Random Forests vs MARS vs Linear regression - AnalyticBridge2020-07-13T03:13:14Zhttps://www.analyticbridge.datasciencecentral.com/forum/topics/random-forests-vs-mars-vs-linear-regression?feed=yes&xn_auth=noLinear regression is difficul…tag:www.analyticbridge.datasciencecentral.com,2015-02-26:2004291:Comment:3207472015-02-26T01:37:52.579ZVincent Granvillehttps://www.analyticbridge.datasciencecentral.com/profile/VincentGranville
<p>Linear regression is difficult to interpret, subject over-fitting, sensitive to outliers, and only work in contexts in which associations are nearly linear. If you only have a few variables and hundred observations, it might be enough.</p>
<p>Linear regression is difficult to interpret, subject over-fitting, sensitive to outliers, and only work in contexts in which associations are nearly linear. If you only have a few variables and hundred observations, it might be enough.</p> There's no way to give you a…tag:www.analyticbridge.datasciencecentral.com,2014-03-17:2004291:Comment:2913492014-03-17T21:26:50.998ZDanny W. Stouthttps://www.analyticbridge.datasciencecentral.com/profile/DannyWStout
<p>There's no way to give you a good answer within a forum posts so I'll summarize my thoughts in a few small sentences. RF can be considered a very powerful modeling approach but is pretty much a black box. To put it in terms of linear regression, it is like building 200 linear regression models, with predictors and data chosen at random for each tree, and letting the overall prediction being an average (or voted) prediction of all 200 models. With linear regression, you have one model…</p>
<p>There's no way to give you a good answer within a forum posts so I'll summarize my thoughts in a few small sentences. RF can be considered a very powerful modeling approach but is pretty much a black box.

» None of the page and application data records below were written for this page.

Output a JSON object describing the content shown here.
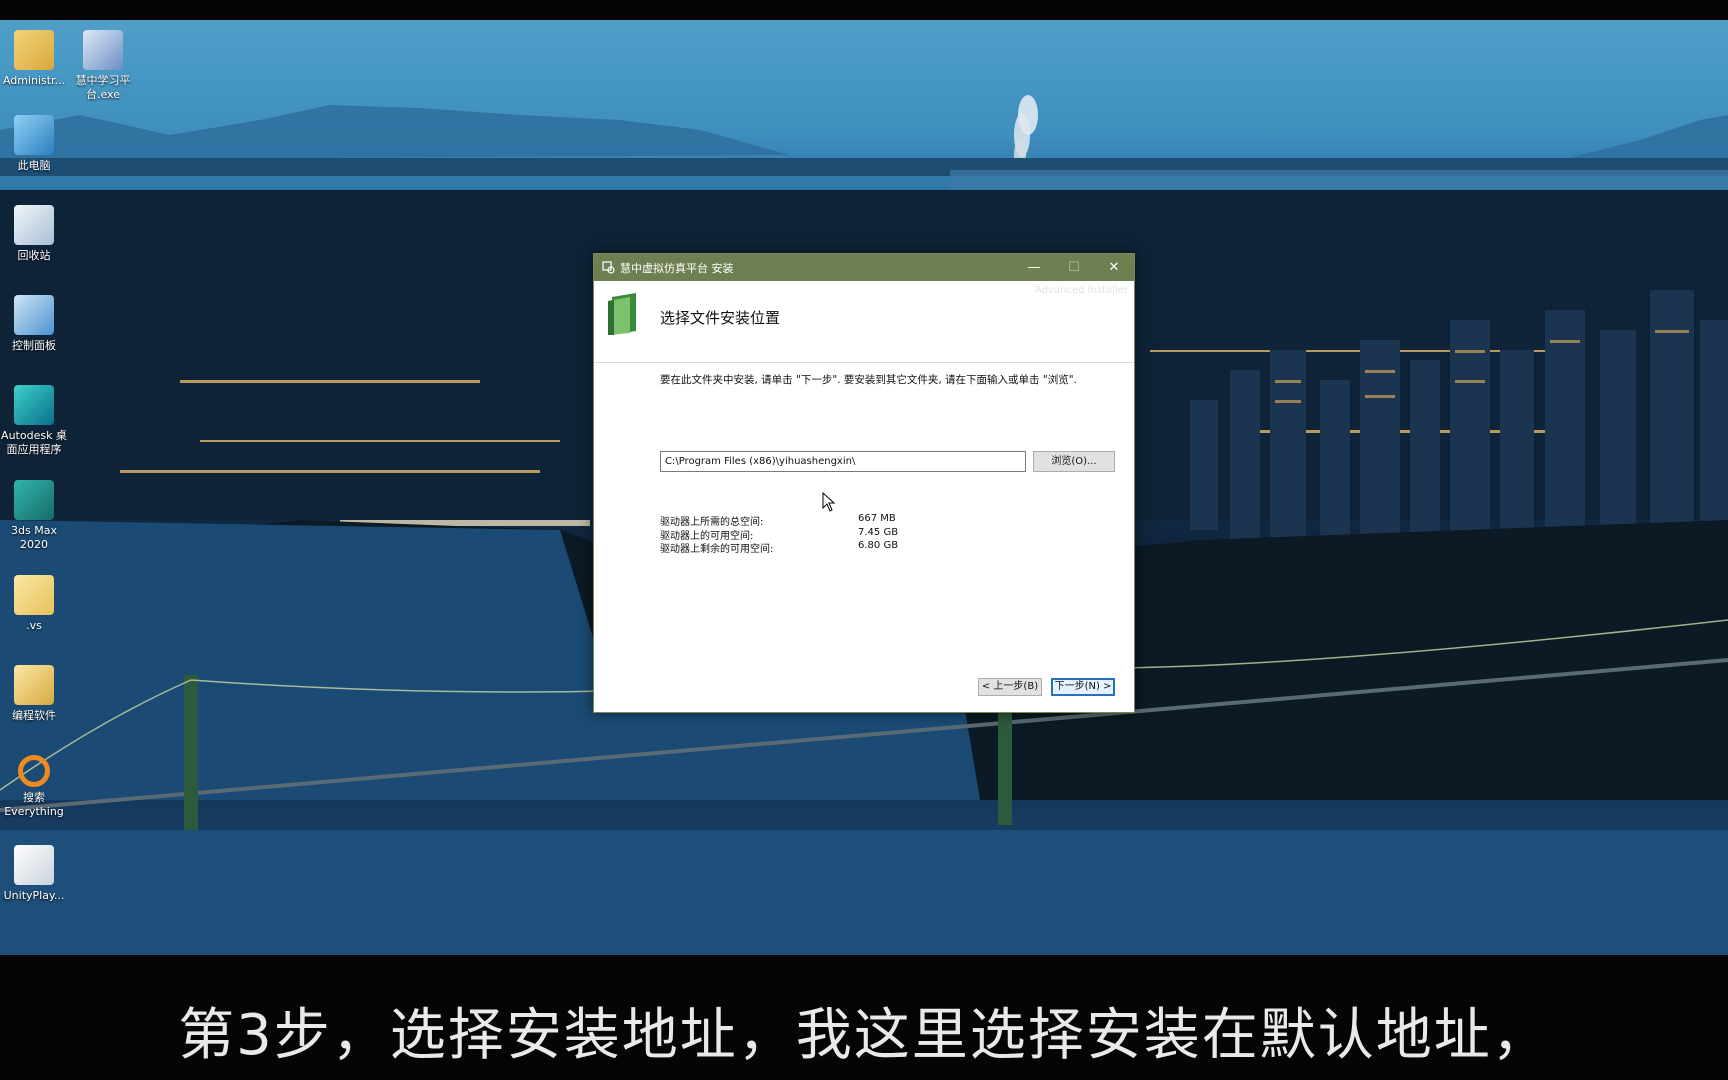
{
  "desktop_icons": [
    {
      "label": "Administr...",
      "icon": "user-folder-icon"
    },
    {
      "label": "慧中学习平台.exe",
      "icon": "app-shortcut-icon"
    },
    {
      "label": "此电脑",
      "icon": "computer-icon"
    },
    {
      "label": "回收站",
      "icon": "recycle-bin-icon"
    },
    {
      "label": "控制面板",
      "icon": "control-panel-icon"
    },
    {
      "label": "Autodesk 桌面应用程序",
      "icon": "autodesk-icon"
    },
    {
      "label": "3ds Max 2020",
      "icon": "3ds-max-icon"
    },
    {
      "label": ".vs",
      "icon": "folder-icon"
    },
    {
      "label": "编程软件",
      "icon": "folder-icon"
    },
    {
      "label": "搜索 Everything",
      "icon": "everything-search-icon"
    },
    {
      "label": "UnityPlay...",
      "icon": "settings-file-icon"
    }
  ],
  "window": {
    "title": "慧中虚拟仿真平台 安装",
    "watermark": "Advanced Installer",
    "heading": "选择文件安装位置",
    "description": "要在此文件夹中安装, 请单击 \"下一步\". 要安装到其它文件夹, 请在下面输入或单击 \"浏览\".",
    "install_path": "C:\\Program Files (x86)\\yihuashengxin\\",
    "browse_label": "浏览(O)...",
    "space": [
      {
        "label": "驱动器上所需的总空间:",
        "value": "667 MB"
      },
      {
        "label": "驱动器上的可用空间:",
        "value": "7.45 GB"
      },
      {
        "label": "驱动器上剩余的可用空间:",
        "value": "6.80 GB"
      }
    ],
    "back_label": "< 上一步(B)",
    "next_label": "下一步(N) >",
    "minimize_glyph": "—",
    "maximize_glyph": "☐",
    "close_glyph": "✕"
  },
  "subtitle": "第3步，选择安装地址，我这里选择安装在默认地址，"
}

To put it in terms of linear regression, it is like building 200 linear regression models, with predictors and data chosen at random for each tree, and letting the overall prediction being an average (or voted) prediction of all 200 models. With linear regression, you have one model built on all predictors, or predictors chosen by a modeling approach whether selection, stepwise or best subsets. You can also see with that example how different the prediction equations would be, with linear regression fairly easy to understand. With RF...well...there really isn't an equation per se. The utility really comes down to what your purpose is. Are you primarily focused on accurate predictions? If so, RF may be your answer. Do you need to understand how the variables work together towards a prediction? If so, you may need linear regression (or an easily interpretable model).</p>